Roblox posted revenue growing by 30% year over year to $591.2 million. Bookings fell by 4%, despite average daily active users rising by 21% year over year to 52.2 million. Hours engaged also increased by 16% year over year to 11.3 billion.
CEO Dave Baszucki said that the company has a responsive developer community. They are producing sophisticated, high-quality content.
The firm appreciates the developers are responding to the developer economy. This will lead to a rich pipeline of experiences. For now, the younger players who are 13 and younger are Roblox’s core business. However, the product pipeline might target older players.
Roblox needs to widen its revenue potential with the older game player. It cannot depend on parents to fund their children’s gaming credits.
Tesla (NASDAQ:TSLA) rebounded sharply in recent weeks. This attracted a buy rating from analysts.
Recently, two members of Congress asked the National Highway Traffic Safety Administration for a briefing regarding the ongoing probes over Tesla crashes.
The NHTSA is investigating Tesla’s AutoPilot and advanced driver assistance systems. The EV giant could damage its brand if the Administration found that Autopilot caused too many crashes.

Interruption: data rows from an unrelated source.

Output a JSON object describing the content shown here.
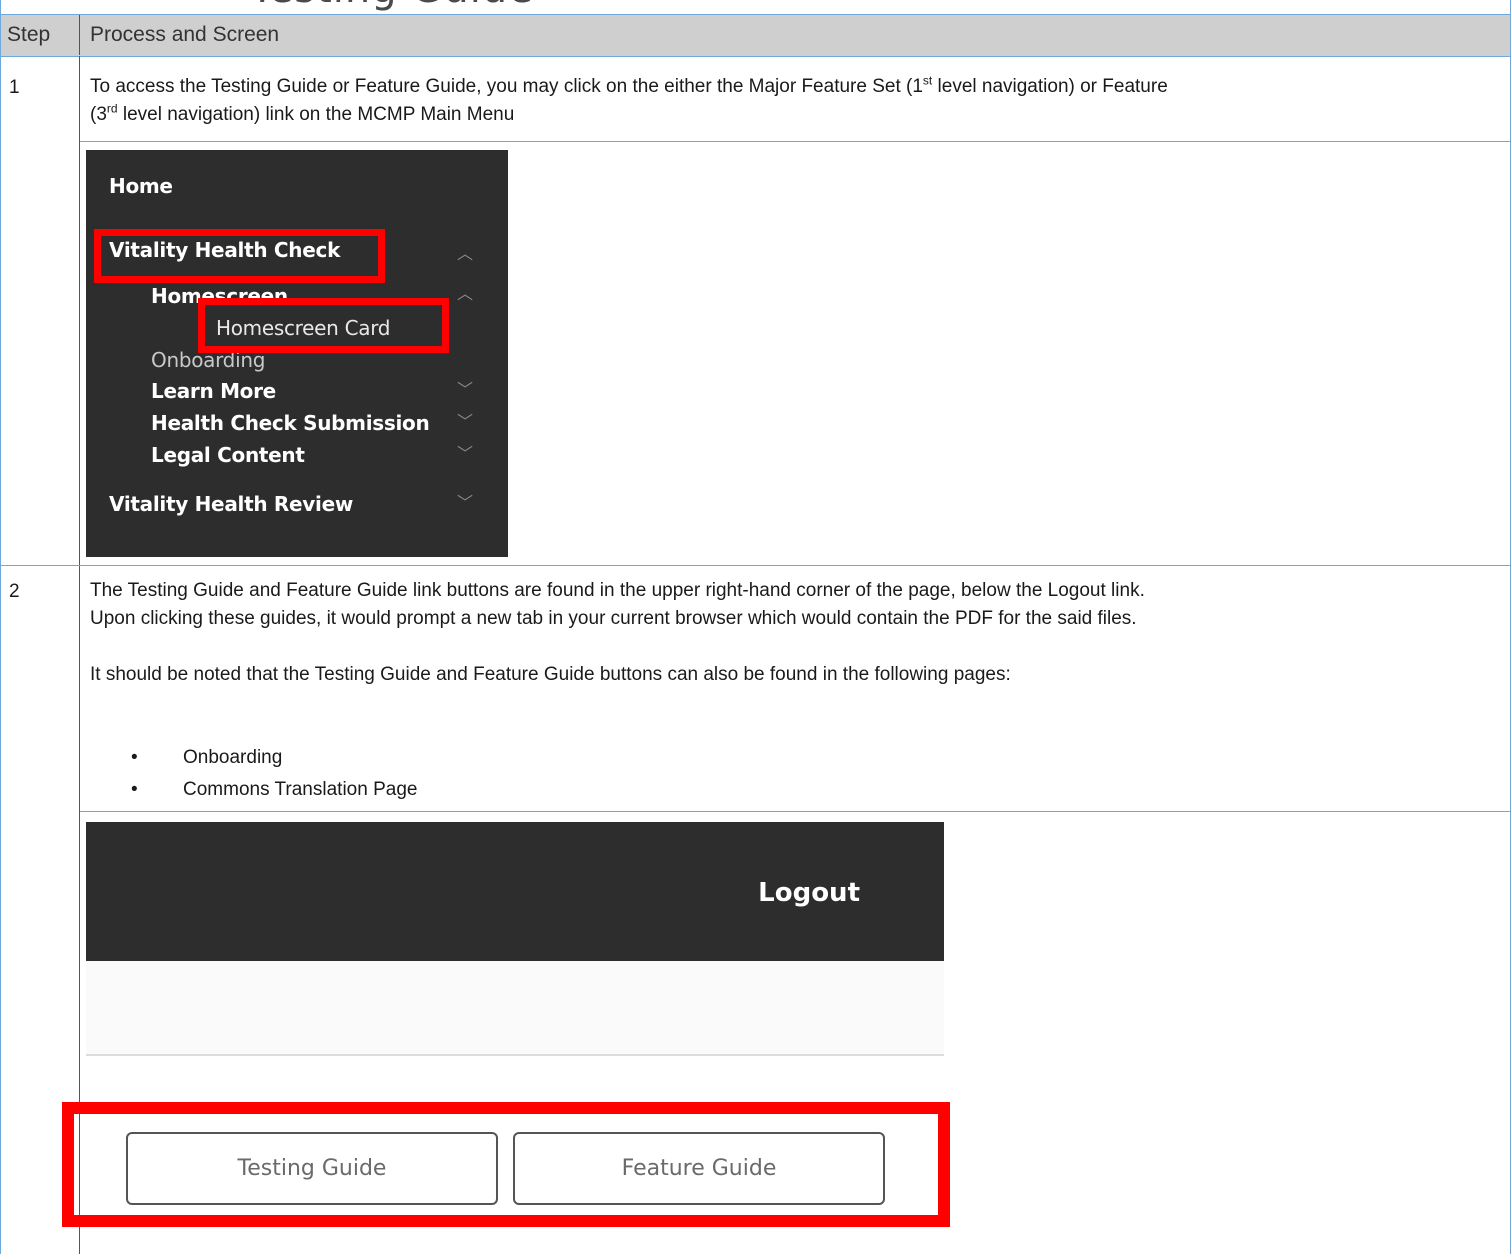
{
  "table": {
    "header_step": "Step",
    "header_process": "Process and Screen"
  },
  "step1": {
    "number": "1",
    "text_a": "To access the Testing Guide or Feature Guide, you may click on the either the Major Feature Set (1",
    "sup_a": "st",
    "text_b": " level navigation) or Feature",
    "text_c": "(3",
    "sup_c": "rd",
    "text_d": " level navigation) link on the MCMP Main Menu",
    "nav": {
      "home": "Home",
      "vhc": "Vitality Health Check",
      "homescreen": "Homescreen",
      "homescreen_card": "Homescreen Card",
      "onboarding": "Onboarding",
      "learn_more": "Learn More",
      "submission": "Health Check Submission",
      "legal": "Legal Content",
      "vhr": "Vitality Health Review"
    }
  },
  "step2": {
    "number": "2",
    "para1_line1": "The Testing Guide and Feature Guide link buttons are found in the upper right-hand corner of the page, below the Logout link.",
    "para1_line2": "Upon clicking these guides, it would prompt a new tab in your current browser which would contain the PDF for the said files.",
    "para2": "It should be noted that the Testing Guide and Feature Guide buttons can also be found in the following pages:",
    "bullets": [
      "Onboarding",
      "Commons Translation Page"
    ],
    "logout": "Logout",
    "testing_guide": "Testing Guide",
    "feature_guide": "Feature Guide"
  }
}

CEO Elon Musk said that Tesla deployed its FSD beta to over 100,000 owners. It has now driven over 35 million miles with FSD beta. CEO Musk said that Tesla is on track to release the FSD beta to all North American customers before the end of the year.

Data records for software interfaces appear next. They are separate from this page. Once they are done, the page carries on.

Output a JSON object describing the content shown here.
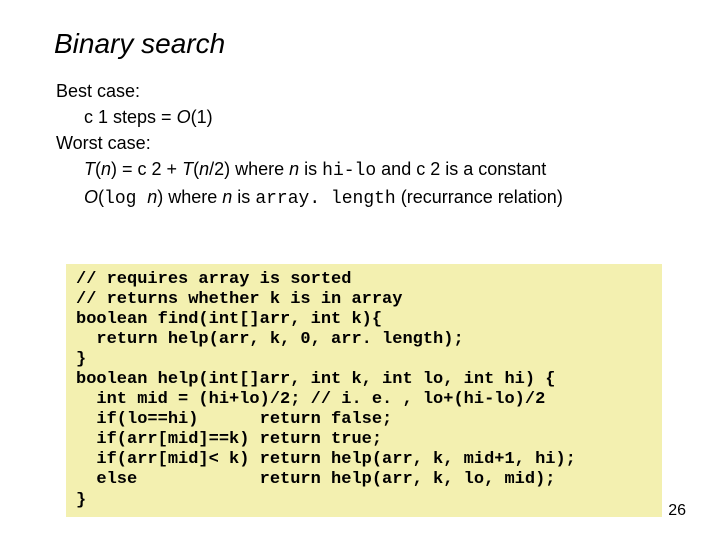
{
  "title": "Binary search",
  "analysis": {
    "best_label": "Best case:",
    "best_value_prefix": "c 1 steps = ",
    "best_value_italic": "O",
    "best_value_suffix": "(1)",
    "worst_label": "Worst case:",
    "recurrence": {
      "t1": "T",
      "p1": "(",
      "n1": "n",
      "p2": ") = c 2 + ",
      "t2": "T",
      "p3": "(",
      "n2": "n",
      "p4": "/2) where ",
      "n3": "n",
      "p5": " is ",
      "code1": "hi-lo",
      "p6": " and c 2 is a constant"
    },
    "closed": {
      "o1": "O",
      "p1": "(",
      "log": "log ",
      "n1": "n",
      "p2": ") where ",
      "n2": "n",
      "p3": " is ",
      "code1": "array. length",
      "p4": " (recurrance relation)"
    }
  },
  "code": "// requires array is sorted\n// returns whether k is in array\nboolean find(int[]arr, int k){\n  return help(arr, k, 0, arr. length);\n}\nboolean help(int[]arr, int k, int lo, int hi) {\n  int mid = (hi+lo)/2; // i. e. , lo+(hi-lo)/2\n  if(lo==hi)      return false;\n  if(arr[mid]==k) return true;\n  if(arr[mid]< k) return help(arr, k, mid+1, hi);\n  else            return help(arr, k, lo, mid);\n}",
  "page_number": "26"
}
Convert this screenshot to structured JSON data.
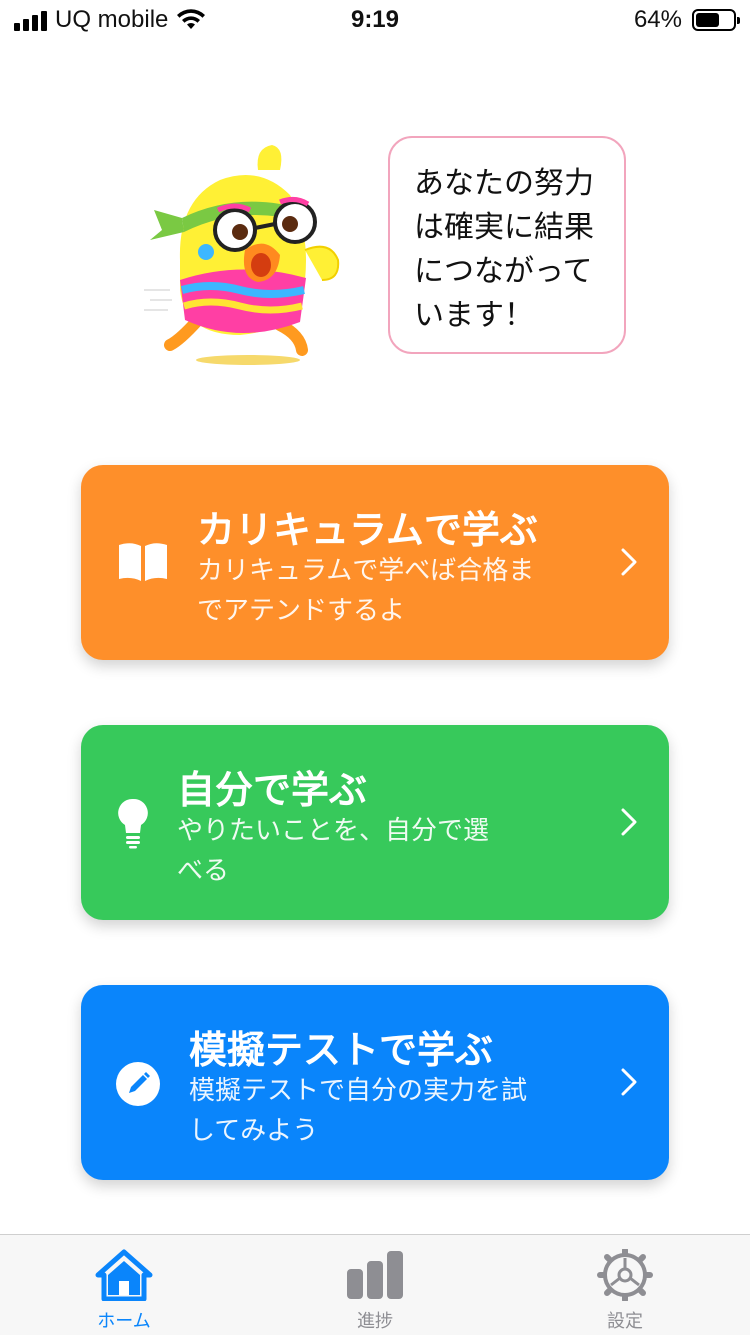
{
  "status_bar": {
    "carrier": "UQ mobile",
    "time": "9:19",
    "battery_text": "64%",
    "battery_level": 0.64
  },
  "mascot": {
    "icon": "running-bird-mascot",
    "speech": "あなたの努力は確実に結果につながっています！"
  },
  "cards": [
    {
      "id": "curriculum",
      "icon": "book-icon",
      "title": "カリキュラムで学ぶ",
      "description": "カリキュラムで学べば合格までアテンドするよ",
      "color": "#fe8f2a"
    },
    {
      "id": "self-study",
      "icon": "lightbulb-icon",
      "title": "自分で学ぶ",
      "description": "やりたいことを、自分で選べる",
      "color": "#37c95b"
    },
    {
      "id": "mock-test",
      "icon": "pencil-icon",
      "title": "模擬テストで学ぶ",
      "description": "模擬テストで自分の実力を試してみよう",
      "color": "#0a85fb"
    }
  ],
  "tab_bar": {
    "items": [
      {
        "label": "ホーム",
        "icon": "home-icon",
        "active": true
      },
      {
        "label": "進捗",
        "icon": "bar-chart-icon",
        "active": false
      },
      {
        "label": "設定",
        "icon": "gear-icon",
        "active": false
      }
    ],
    "active_color": "#0a85fb",
    "inactive_color": "#8e8e93"
  }
}
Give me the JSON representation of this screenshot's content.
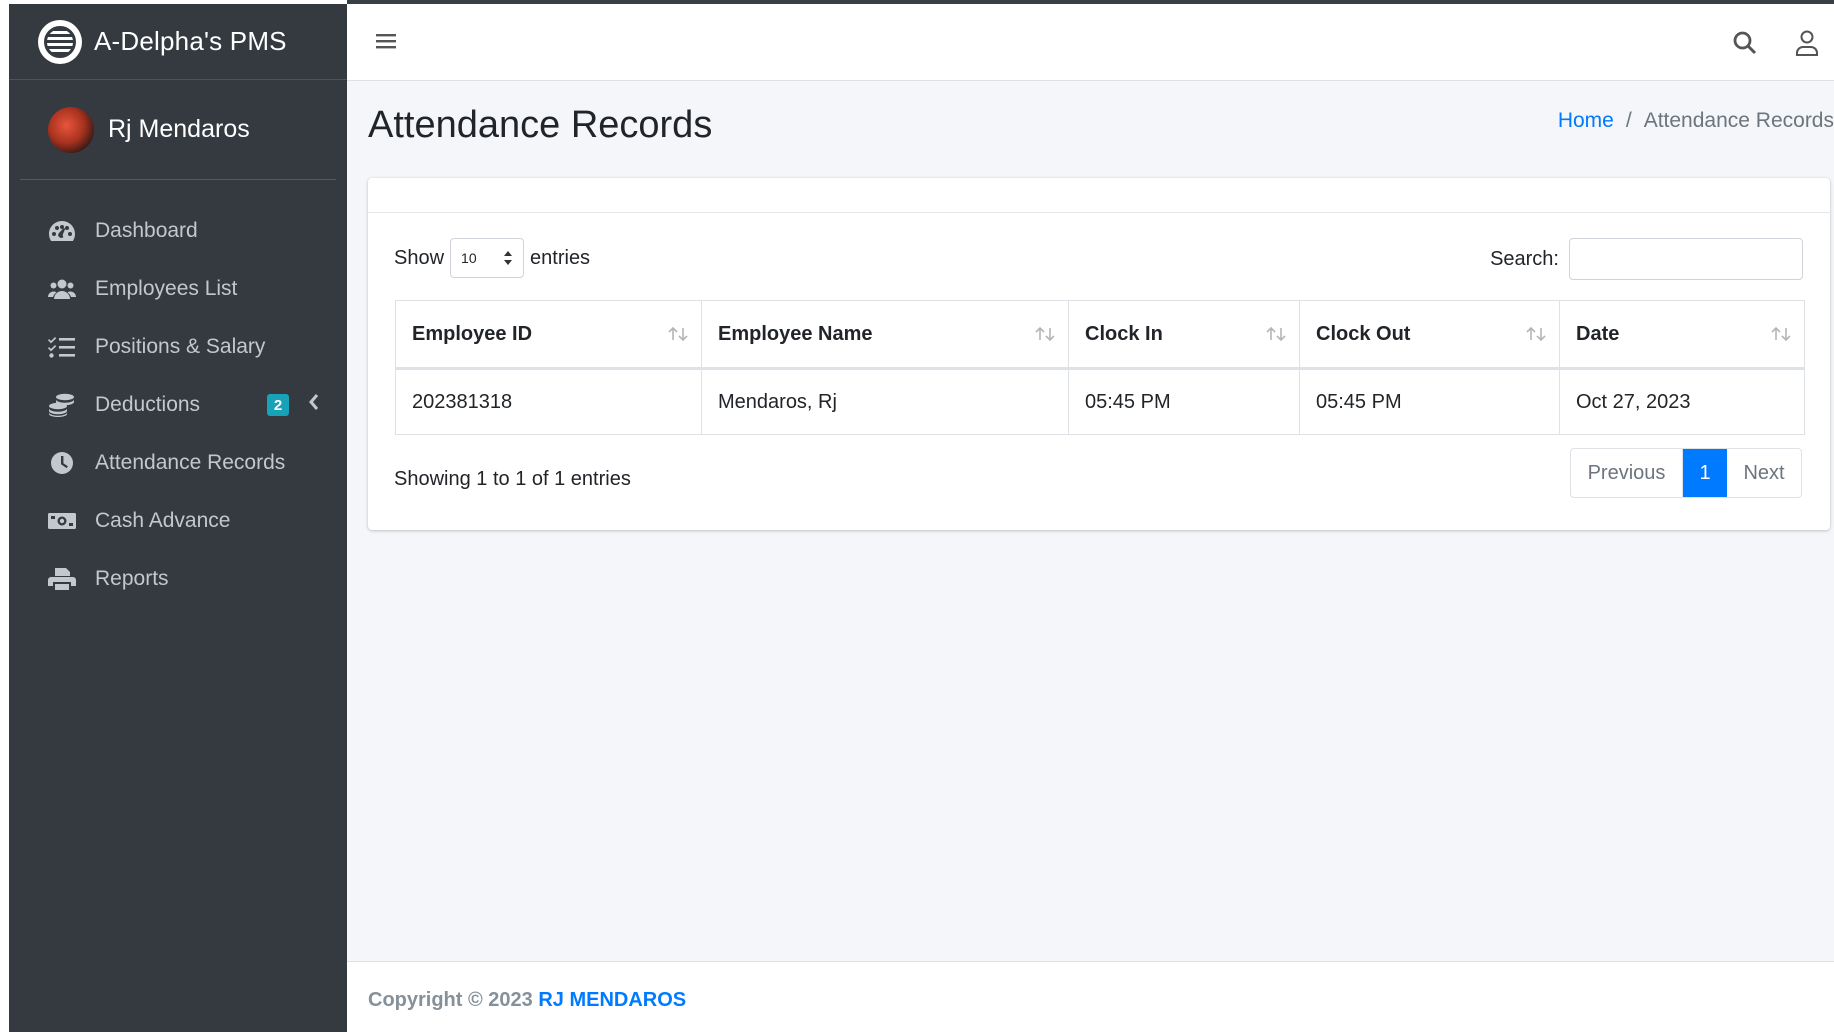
{
  "brand": {
    "name": "A-Delpha's PMS"
  },
  "user": {
    "name": "Rj Mendaros"
  },
  "sidebar": {
    "items": [
      {
        "label": "Dashboard",
        "icon": "dashboard-gauge-icon"
      },
      {
        "label": "Employees List",
        "icon": "users-icon"
      },
      {
        "label": "Positions & Salary",
        "icon": "list-check-icon"
      },
      {
        "label": "Deductions",
        "icon": "coins-icon",
        "badge": "2"
      },
      {
        "label": "Attendance Records",
        "icon": "clock-icon"
      },
      {
        "label": "Cash Advance",
        "icon": "money-bill-icon"
      },
      {
        "label": "Reports",
        "icon": "print-icon"
      }
    ]
  },
  "page": {
    "title": "Attendance Records",
    "breadcrumb": {
      "home": "Home",
      "separator": "/",
      "current": "Attendance Records"
    }
  },
  "table_controls": {
    "show_label": "Show",
    "entries_value": "10",
    "entries_label": "entries",
    "search_label": "Search:",
    "search_value": ""
  },
  "table": {
    "columns": [
      "Employee ID",
      "Employee Name",
      "Clock In",
      "Clock Out",
      "Date"
    ],
    "rows": [
      [
        "202381318",
        "Mendaros, Rj",
        "05:45 PM",
        "05:45 PM",
        "Oct 27, 2023"
      ]
    ],
    "info": "Showing 1 to 1 of 1 entries"
  },
  "pagination": {
    "previous": "Previous",
    "current": "1",
    "next": "Next"
  },
  "footer": {
    "prefix": "Copyright © 2023",
    "owner": "RJ MENDAROS"
  },
  "colors": {
    "sidebar": "#343a40",
    "accent": "#007bff",
    "badge": "#17a2b8",
    "content_bg": "#f4f6f9"
  }
}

The company is waiting for Europe to approve the technology.
Tesla is managing cost inflation well. It procured around 1,600 unique pieces of silicon from 43 semiconductor companies. Fortunately, it has strong margins for those inputs. Furthermore, the company increased its cell production. It also has long-term contracts with all of its partners for key battery metals.
Walt Disney (DIS)
Walt Disney (NYSE:DIS) bottomed in the low $90 during the market’s summer downturn.
DIS stock perked higher after analysts cited the strong theme park performance. KeyBanc analysts raised their target to $154. Analyst Brando Nispel liked Disney’s strong TV and parks business. The analyst noted that churn remained low despite the company increasing streaming prices by 38% year over year.
Jessica Reif Ehrlich, a Bank of America analyst, sees a path to profitability for Disney’s streaming service. The unit will benefit from price hikes and a strong content plan. More importantly, the analyst does not think that Disney is relying on Marvel and Star Wars, their core brands.
Disney’s theme park is rebounding. Demand is not abating at all, according to CFO Christine McCarthy. The park has days when people cannot even get reservations.
The company’s parks have room to grow. The international business is recovering. It is still below past profit margins. Management is cautiously optimistic that international countries will not impose a lockdown in response to a future outbreak of Covid.
On the date of publication, Chris Lau did not have (either directly or indirectly) any positions in the securities mentioned in this article. The opinions expressed in this article are those of the writer, subject to the InvestorPlace.com Publishing Guidelines.